Theatre. In Mexico. I am a little out of that scene but miss it terribly, since at one time attending the season at The Pittsburgh’s Public Theatre and seeing so many wide-ranging plays, and then being able to discuss them with someone afterward, when a colleague asked if I wanted to attend a viewing of A StreetCar Named Desire from The National Theatre in London, but viewed in Mexico from The Lunario, I was like YES!
I remember studying a portion of A Street Car Named Desire in an older AP class, as well as viewing it, with the tension that came out similar to that from a play such as Who’s Afraid of Virginia Woolf? Yet, this was exciting and I anticipated a new experience.
The Lunario itself is beside the Auditorio, and as you walk in, I realized how interesting a theatre this was. Two individuals asked for my email to register for a possible giveaway for a ride in a Jaguar (I think more like a test drive!) then I made my way up a set of curved stairs where I came into a very relaxing, single table room that resembled a very cool and relaxing lounge. I took the resemblance of a few places in Pittsburgh right near Station Square, and I loved it. As we settled in, I did become familiar with the actress Gillian Anderson from the X files, but unfamiliar with Ben Foster, Vanessa Kirby, or Director Benedict Andrews, although from the conversations from my colleagues, I guess I SHOULD have been familiar with them.
Even though this production took place on October 12th, what I do remember is vivid and clear. The plot was as jarring and unsettling as it should be, so far perfect. Gillian Anderson fell into her role perfectly and quickly let you forget she was ever in a series called The X Files, which is amazing to me. To top it off, the transitions between scenes was jarring, hard, rocky music that seemed to have the very edge and tenseness to it that the play itself needed to contain. Ben Foster was amazing and perfect in his mannerisms, expressions, and stereotypical role of an abrasive character that brought out the best and maybe even the worse of a “Blanche” Gillian Anderson. For some reason, I fell in love with the character Stella played by Vanessa Kirby. I liked how she was sublet, yet she played directly through the rollercoaster movements that Blanche and Stanley came out with through the whole show.
Details also really seemed to be recognized as far as even though the stage would revolve and change amid jarring music, the water somewhat disconnected from any walls actually worked as depicted from scenes when baths were drawn or water was run in the sink.
The clear set that involved no exterior walls and music to a revolving stage just added to how strong the characters were and truly no set would have still worked with the boldness and character strength each individual brought to the stage.
I loved that at intermission you were able to hear Director Benedict Andrews elaborate on the history of this production as well as learn a little about the theatre in London, The Young Vic. Although streamed onto the screen the atmosphere, as well as the quality production could have easily transported you to London without a hesitation.

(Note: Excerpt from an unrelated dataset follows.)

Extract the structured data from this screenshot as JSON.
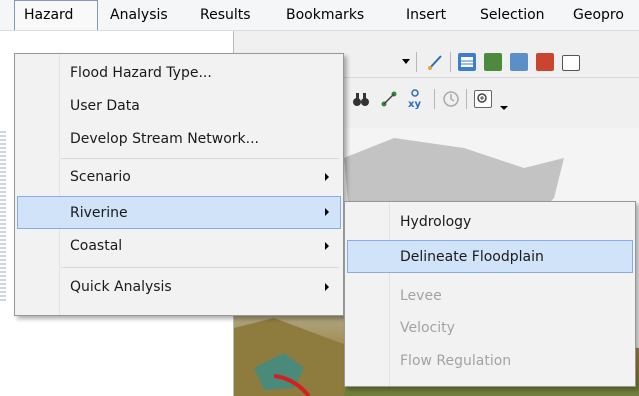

This was truly a successful production in every sense, and I found myself hooked to anything that might they way from the National Theatre Live in London.
Good thing, because a second chance came by on October 28th with the production of Skylight, starring Carey Mulligan, Bill Nighy, and Matthew Beard, and directed by Stephen Daldry. I will commit the ultimate act of ignorance by admitting I knew none of these actors and directors, and this being a crime because each and every one was well -renowned, and amazing on stage as I would find out by the end of this production.
What I did LOVE, absolutely LOVE, was the WHOLE stage was the same apartment, and didn’t need to be anything else. Seeing the inside of an apartment as well as the neighboring apartments that are all contained in a tenement, you do realize this is no penthouse and just one one countless raised apartments in a lesser than respectable (as considered by many) part of London.
So many stereotypes and depictions of how people view education, how educators work in abysmal conditions at times, and often dramatize their situation because of that very aspect. However, there are other skeletons that are uncovered and a web on intrigue surrounds relationships, both working and personal, as well as the bond between friends that occurs outside of a love relationship.
So many flip-flip situations, and you are riveted to the lines THE WHOLE WAY THROUGH. Not knowing anything about actors, as well as the plot and walking away thinking, WOW, I was BLESSED! – that is a play worth anyone’s attention and Skylight is absolutely NO exception at all. I do not want to give away the very important meaning of the title of this play, but yes, VERY well represented and done.
The grace that all have in their own way does come out, but by no means are the characters imitating each other or indicative of a pattern, but more of a pattern that involved their love for each other despite the pain that came along the way.
Within 1 to 2 days time of the pace of this play, you feel as you indeed have travelled the length of three individuals’ lives, and what a life each has had in relationship to impacting each other. That is main charm of this play, and worth every line.
In seeing the director as well elaborate on the history and relationship with working with this particular cast, there is an ease, and moreso a detection of the talent that has oozed out in every scene, every line, and every movement from beginning to end of this production. 2 out of 2 at The Lunario has hit a homerun in both productions, redefining what theatre can be when you walk in and then walk out of the theatre. Bravo Lunario, Bravo!